(Leo o ka Lahui, 1/19/1893, p. 2)

Ma ka lono i loaa hope...

Ka Leo o ka Lahui, Buke II, Helu 625, Aoao 2. Ianuari 19, 1893.

More on the flag from Iolani Palace, 2011.

After putting up the article from 1918 about the search for the flag from the Palace earlier this week, I went to the Archives just to see.

303

FLAGS – ROYAL STANDARD
4′ x 12′
Marked on hoists: Royal Hawaiian Islands.
Royal Crest on a gold field. Badly burnt and repaired,
June 1940.

This flag is said to be Queen Liliuokalani’s Royal Standard that was lowered from Iolani Palace on January 17, 1893 by Captain John Good, N. G. H.

Source: Transferred from West Point Museum, Sept. 26, 1978 and received by Gov. George Ariyoshi, Oct. 3, 1978. Transfer arranged by John W. Bryan, Sr. (grandson of Capt. John Good) who originally donated the flag to West Point Museum, in June 1925.

See Correspondence file for further info.

Hawaii State Archives card catalogue

from Archives, 12/9/2011

Hawaiian Flag from Iolani Palace, 1918.

ANYONE KNOW OF THE ROYAL FLAG?

This office [of the Kuokoa] was asked by the caretaker of the museum of antiquities at Kamehameha Schools, if perhaps there was someone who knew the whereabouts of the royal flag of Hawaii nei that was taken down from the flagpole of the palace when the rule of Queen Liliuokalani was snatched away, and being that there is no one here in this office who knows of the flag, therefore it is being asked before the public, and perhaps there is a Hawaiian who knows of the flag, or has heard of where it is kept.

There are many Hawaiian flags, but the one that is greatly desired is the royal flag that was taken down on the 17th of January of the year 1893, which is 25 years ago; and the reason for this great desire to acquire this flag is that it will become something that will remind us of the history of Hawaii and her people.
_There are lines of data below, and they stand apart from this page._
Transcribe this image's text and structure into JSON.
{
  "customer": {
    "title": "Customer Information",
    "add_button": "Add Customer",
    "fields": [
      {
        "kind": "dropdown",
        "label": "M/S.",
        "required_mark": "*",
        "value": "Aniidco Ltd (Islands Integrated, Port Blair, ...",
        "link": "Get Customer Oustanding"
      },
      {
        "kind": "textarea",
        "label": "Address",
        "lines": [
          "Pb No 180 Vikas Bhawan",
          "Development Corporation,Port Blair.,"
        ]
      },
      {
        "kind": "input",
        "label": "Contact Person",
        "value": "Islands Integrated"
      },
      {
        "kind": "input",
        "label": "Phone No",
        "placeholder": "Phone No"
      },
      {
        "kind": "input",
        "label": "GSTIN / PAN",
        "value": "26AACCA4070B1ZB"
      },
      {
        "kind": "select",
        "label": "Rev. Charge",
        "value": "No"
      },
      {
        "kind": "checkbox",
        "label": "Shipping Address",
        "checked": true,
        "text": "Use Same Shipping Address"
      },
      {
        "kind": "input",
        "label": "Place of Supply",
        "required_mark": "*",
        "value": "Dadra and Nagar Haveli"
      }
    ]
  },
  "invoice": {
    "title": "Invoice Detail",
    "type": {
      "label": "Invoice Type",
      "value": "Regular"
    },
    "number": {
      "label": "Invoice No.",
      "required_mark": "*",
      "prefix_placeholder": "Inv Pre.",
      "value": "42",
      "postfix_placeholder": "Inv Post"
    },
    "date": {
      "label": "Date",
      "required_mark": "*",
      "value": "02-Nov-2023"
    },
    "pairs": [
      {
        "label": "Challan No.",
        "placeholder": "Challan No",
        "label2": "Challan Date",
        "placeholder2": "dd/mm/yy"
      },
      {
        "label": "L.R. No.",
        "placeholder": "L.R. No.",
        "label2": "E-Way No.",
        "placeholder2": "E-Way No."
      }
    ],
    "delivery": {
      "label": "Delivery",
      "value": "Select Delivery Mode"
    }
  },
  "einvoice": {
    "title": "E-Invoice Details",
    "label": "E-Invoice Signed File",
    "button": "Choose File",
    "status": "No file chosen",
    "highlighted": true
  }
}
If there is someone who knows, or who has seen where this royal flag is kept, please inform the head of the museum at Kamehameha Schools, or this office.

(Kuokoa, 8/16/1918, p. 3)

UA IKE ANEI KEKAHI I KA HAE KALAUNU?

Ka Nupepa Kuokoa, Buke LVI, Helu 33, Aoao 3. Augate 16, 1918.